▶ WHAT YOU NEED TO DO
The full listing below is to be written out exactly.

▶ TASK DATA
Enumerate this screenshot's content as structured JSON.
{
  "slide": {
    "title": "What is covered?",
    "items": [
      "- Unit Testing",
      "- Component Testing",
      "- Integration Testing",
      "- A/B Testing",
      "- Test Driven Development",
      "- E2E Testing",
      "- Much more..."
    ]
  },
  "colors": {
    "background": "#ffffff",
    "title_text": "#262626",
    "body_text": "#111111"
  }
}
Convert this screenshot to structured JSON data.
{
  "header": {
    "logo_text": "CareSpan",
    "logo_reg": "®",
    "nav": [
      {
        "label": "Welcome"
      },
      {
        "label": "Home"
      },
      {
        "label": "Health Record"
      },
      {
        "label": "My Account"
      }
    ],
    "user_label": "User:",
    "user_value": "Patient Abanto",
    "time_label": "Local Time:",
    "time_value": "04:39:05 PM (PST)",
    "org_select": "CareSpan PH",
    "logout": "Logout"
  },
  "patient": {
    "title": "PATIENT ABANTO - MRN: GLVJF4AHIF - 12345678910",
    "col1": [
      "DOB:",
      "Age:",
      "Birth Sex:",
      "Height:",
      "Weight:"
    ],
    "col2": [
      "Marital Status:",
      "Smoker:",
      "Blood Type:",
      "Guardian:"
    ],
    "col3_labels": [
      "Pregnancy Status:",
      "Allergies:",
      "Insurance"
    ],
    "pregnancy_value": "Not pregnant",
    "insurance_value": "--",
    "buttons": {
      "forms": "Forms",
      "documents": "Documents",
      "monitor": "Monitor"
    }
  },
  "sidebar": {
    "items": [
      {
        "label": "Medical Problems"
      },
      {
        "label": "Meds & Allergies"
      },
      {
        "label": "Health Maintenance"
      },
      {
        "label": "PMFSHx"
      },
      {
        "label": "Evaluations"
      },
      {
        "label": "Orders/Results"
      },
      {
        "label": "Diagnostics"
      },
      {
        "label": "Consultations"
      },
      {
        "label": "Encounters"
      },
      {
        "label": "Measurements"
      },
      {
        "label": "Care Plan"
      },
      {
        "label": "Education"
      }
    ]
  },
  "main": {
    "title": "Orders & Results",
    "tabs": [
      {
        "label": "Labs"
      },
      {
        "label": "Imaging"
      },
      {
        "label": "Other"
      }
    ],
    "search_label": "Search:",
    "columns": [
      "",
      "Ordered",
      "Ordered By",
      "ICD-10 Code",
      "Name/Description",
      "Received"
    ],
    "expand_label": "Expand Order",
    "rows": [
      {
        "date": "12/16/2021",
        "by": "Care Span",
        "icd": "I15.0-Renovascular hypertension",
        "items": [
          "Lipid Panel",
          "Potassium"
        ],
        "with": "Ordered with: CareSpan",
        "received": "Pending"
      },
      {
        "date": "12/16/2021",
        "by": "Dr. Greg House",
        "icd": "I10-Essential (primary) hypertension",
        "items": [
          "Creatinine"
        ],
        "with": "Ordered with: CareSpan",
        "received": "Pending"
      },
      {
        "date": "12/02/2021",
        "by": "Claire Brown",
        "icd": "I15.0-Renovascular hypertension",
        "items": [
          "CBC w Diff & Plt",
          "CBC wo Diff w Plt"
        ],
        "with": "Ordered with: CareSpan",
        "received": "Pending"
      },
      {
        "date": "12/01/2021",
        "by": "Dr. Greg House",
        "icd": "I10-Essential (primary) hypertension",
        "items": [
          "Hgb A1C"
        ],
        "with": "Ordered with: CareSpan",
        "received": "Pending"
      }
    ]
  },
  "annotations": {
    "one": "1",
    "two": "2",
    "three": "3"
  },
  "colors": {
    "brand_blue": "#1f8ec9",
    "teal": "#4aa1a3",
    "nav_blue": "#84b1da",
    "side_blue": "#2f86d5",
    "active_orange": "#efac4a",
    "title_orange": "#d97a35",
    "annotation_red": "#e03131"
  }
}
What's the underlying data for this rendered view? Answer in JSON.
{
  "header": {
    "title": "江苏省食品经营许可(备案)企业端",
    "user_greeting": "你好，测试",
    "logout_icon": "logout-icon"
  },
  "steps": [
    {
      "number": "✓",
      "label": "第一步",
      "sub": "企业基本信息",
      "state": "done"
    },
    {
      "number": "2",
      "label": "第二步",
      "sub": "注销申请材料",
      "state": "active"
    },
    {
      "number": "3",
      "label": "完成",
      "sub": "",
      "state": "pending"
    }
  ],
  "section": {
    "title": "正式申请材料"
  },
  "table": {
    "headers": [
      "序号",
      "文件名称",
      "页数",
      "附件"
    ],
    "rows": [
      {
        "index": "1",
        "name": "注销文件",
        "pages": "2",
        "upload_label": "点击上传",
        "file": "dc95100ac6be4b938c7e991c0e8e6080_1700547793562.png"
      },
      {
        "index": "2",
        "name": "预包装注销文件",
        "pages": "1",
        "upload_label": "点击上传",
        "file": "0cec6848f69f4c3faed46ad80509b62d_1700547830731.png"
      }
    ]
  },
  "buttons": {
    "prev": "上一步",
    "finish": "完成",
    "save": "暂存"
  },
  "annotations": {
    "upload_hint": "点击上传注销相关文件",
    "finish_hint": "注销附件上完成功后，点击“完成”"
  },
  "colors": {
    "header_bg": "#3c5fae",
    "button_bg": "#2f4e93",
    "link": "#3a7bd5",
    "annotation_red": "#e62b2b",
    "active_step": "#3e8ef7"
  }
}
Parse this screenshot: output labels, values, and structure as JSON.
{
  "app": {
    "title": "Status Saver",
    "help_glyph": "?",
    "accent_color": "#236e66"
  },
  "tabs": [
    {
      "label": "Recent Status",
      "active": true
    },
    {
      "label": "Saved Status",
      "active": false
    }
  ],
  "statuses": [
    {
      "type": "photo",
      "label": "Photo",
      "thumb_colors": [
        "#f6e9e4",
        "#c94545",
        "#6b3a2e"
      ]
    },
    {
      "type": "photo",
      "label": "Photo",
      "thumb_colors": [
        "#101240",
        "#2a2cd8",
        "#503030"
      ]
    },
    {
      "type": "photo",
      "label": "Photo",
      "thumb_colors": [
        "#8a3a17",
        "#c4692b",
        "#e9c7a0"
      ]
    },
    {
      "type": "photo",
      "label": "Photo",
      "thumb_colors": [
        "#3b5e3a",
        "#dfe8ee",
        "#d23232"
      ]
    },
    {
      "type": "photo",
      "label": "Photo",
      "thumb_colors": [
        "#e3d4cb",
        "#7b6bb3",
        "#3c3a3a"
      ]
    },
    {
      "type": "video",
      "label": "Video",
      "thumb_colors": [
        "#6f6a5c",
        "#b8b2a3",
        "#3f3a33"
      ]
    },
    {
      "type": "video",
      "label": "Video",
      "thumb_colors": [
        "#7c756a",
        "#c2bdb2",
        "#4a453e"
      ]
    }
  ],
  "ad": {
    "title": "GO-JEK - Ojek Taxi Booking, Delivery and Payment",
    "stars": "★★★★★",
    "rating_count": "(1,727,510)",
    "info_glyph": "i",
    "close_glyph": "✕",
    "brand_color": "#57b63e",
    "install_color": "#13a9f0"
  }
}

▶ REPLY TO THE EXERCISE
Enumerate this screenshot's content as structured JSON.
{
  "slide": {
    "title": "What is covered?",
    "items": [
      "- Unit Testing",
      "- Component Testing",
      "- Integration Testing",
      "- A/B Testing",
      "- Test Driven Development",
      "- E2E Testing",
      "- Much more..."
    ]
  },
  "colors": {
    "background": "#ffffff",
    "title_text": "#262626",
    "body_text": "#111111"
  }
}
Convert this screenshot to structured JSON data.
{
  "header": {
    "logo_text": "CareSpan",
    "logo_reg": "®",
    "nav": [
      {
        "label": "Welcome"
      },
      {
        "label": "Home"
      },
      {
        "label": "Health Record"
      },
      {
        "label": "My Account"
      }
    ],
    "user_label": "User:",
    "user_value": "Patient Abanto",
    "time_label": "Local Time:",
    "time_value": "04:39:05 PM (PST)",
    "org_select": "CareSpan PH",
    "logout": "Logout"
  },
  "patient": {
    "title": "PATIENT ABANTO - MRN: GLVJF4AHIF - 12345678910",
    "col1": [
      "DOB:",
      "Age:",
      "Birth Sex:",
      "Height:",
      "Weight:"
    ],
    "col2": [
      "Marital Status:",
      "Smoker:",
      "Blood Type:",
      "Guardian:"
    ],
    "col3_labels": [
      "Pregnancy Status:",
      "Allergies:",
      "Insurance"
    ],
    "pregnancy_value": "Not pregnant",
    "insurance_value": "--",
    "buttons": {
      "forms": "Forms",
      "documents": "Documents",
      "monitor": "Monitor"
    }
  },
  "sidebar": {
    "items": [
      {
        "label": "Medical Problems"
      },
      {
        "label": "Meds & Allergies"
      },
      {
        "label": "Health Maintenance"
      },
      {
        "label": "PMFSHx"
      },
      {
        "label": "Evaluations"
      },
      {
        "label": "Orders/Results"
      },
      {
        "label": "Diagnostics"
      },
      {
        "label": "Consultations"
      },
      {
        "label": "Encounters"
      },
      {
        "label": "Measurements"
      },
      {
        "label": "Care Plan"
      },
      {
        "label": "Education"
      }
    ]
  },
  "main": {
    "title": "Orders & Results",
    "tabs": [
      {
        "label": "Labs"
      },
      {
        "label": "Imaging"
      },
      {
        "label": "Other"
      }
    ],
    "search_label": "Search:",
    "columns": [
      "",
      "Ordered",
      "Ordered By",
      "ICD-10 Code",
      "Name/Description",
      "Received"
    ],
    "expand_label": "Expand Order",
    "rows": [
      {
        "date": "12/16/2021",
        "by": "Care Span",
        "icd": "I15.0-Renovascular hypertension",
        "items": [
          "Lipid Panel",
          "Potassium"
        ],
        "with": "Ordered with: CareSpan",
        "received": "Pending"
      },
      {
        "date": "12/16/2021",
        "by": "Dr. Greg House",
        "icd": "I10-Essential (primary) hypertension",
        "items": [
          "Creatinine"
        ],
        "with": "Ordered with: CareSpan",
        "received": "Pending"
      },
      {
        "date": "12/02/2021",
        "by": "Claire Brown",
        "icd": "I15.0-Renovascular hypertension",
        "items": [
          "CBC w Diff & Plt",
          "CBC wo Diff w Plt"
        ],
        "with": "Ordered with: CareSpan",
        "received": "Pending"
      },
      {
        "date": "12/01/2021",
        "by": "Dr. Greg House",
        "icd": "I10-Essential (primary) hypertension",
        "items": [
          "Hgb A1C"
        ],
        "with": "Ordered with: CareSpan",
        "received": "Pending"
      }
    ]
  },
  "annotations": {
    "one": "1",
    "two": "2",
    "three": "3"
  },
  "colors": {
    "brand_blue": "#1f8ec9",
    "teal": "#4aa1a3",
    "nav_blue": "#84b1da",
    "side_blue": "#2f86d5",
    "active_orange": "#efac4a",
    "title_orange": "#d97a35",
    "annotation_red": "#e03131"
  }
}
What's the underlying data for this rendered view? Answer in JSON.
{
  "header": {
    "title": "江苏省食品经营许可(备案)企业端",
    "user_greeting": "你好，测试",
    "logout_icon": "logout-icon"
  },
  "steps": [
    {
      "number": "✓",
      "label": "第一步",
      "sub": "企业基本信息",
      "state": "done"
    },
    {
      "number": "2",
      "label": "第二步",
      "sub": "注销申请材料",
      "state": "active"
    },
    {
      "number": "3",
      "label": "完成",
      "sub": "",
      "state": "pending"
    }
  ],
  "section": {
    "title": "正式申请材料"
  },
  "table": {
    "headers": [
      "序号",
      "文件名称",
      "页数",
      "附件"
    ],
    "rows": [
      {
        "index": "1",
        "name": "注销文件",
        "pages": "2",
        "upload_label": "点击上传",
        "file": "dc95100ac6be4b938c7e991c0e8e6080_1700547793562.png"
      },
      {
        "index": "2",
        "name": "预包装注销文件",
        "pages": "1",
        "upload_label": "点击上传",
        "file": "0cec6848f69f4c3faed46ad80509b62d_1700547830731.png"
      }
    ]
  },
  "buttons": {
    "prev": "上一步",
    "finish": "完成",
    "save": "暂存"
  },
  "annotations": {
    "upload_hint": "点击上传注销相关文件",
    "finish_hint": "注销附件上完成功后，点击“完成”"
  },
  "colors": {
    "header_bg": "#3c5fae",
    "button_bg": "#2f4e93",
    "link": "#3a7bd5",
    "annotation_red": "#e62b2b",
    "active_step": "#3e8ef7"
  }
}
Parse this screenshot: output labels, values, and structure as JSON.
{
  "app": {
    "title": "Status Saver",
    "help_glyph": "?",
    "accent_color": "#236e66"
  },
  "tabs": [
    {
      "label": "Recent Status",
      "active": true
    },
    {
      "label": "Saved Status",
      "active": false
    }
  ],
  "statuses": [
    {
      "type": "photo",
      "label": "Photo",
      "thumb_colors": [
        "#f6e9e4",
        "#c94545",
        "#6b3a2e"
      ]
    },
    {
      "type": "photo",
      "label": "Photo",
      "thumb_colors": [
        "#101240",
        "#2a2cd8",
        "#503030"
      ]
    },
    {
      "type": "photo",
      "label": "Photo",
      "thumb_colors": [
        "#8a3a17",
        "#c4692b",
        "#e9c7a0"
      ]
    },
    {
      "type": "photo",
      "label": "Photo",
      "thumb_colors": [
        "#3b5e3a",
        "#dfe8ee",
        "#d23232"
      ]
    },
    {
      "type": "photo",
      "label": "Photo",
      "thumb_colors": [
        "#e3d4cb",
        "#7b6bb3",
        "#3c3a3a"
      ]
    },
    {
      "type": "video",
      "label": "Video",
      "thumb_colors": [
        "#6f6a5c",
        "#b8b2a3",
        "#3f3a33"
      ]
    },
    {
      "type": "video",
      "label": "Video",
      "thumb_colors": [
        "#7c756a",
        "#c2bdb2",
        "#4a453e"
      ]
    }
  ],
  "ad": {
    "title": "GO-JEK - Ojek Taxi Booking, Delivery and Payment",
    "stars": "★★★★★",
    "rating_count": "(1,727,510)",
    "info_glyph": "i",
    "close_glyph": "✕",
    "brand_color": "#57b63e",
    "install_color": "#13a9f0"
  }
}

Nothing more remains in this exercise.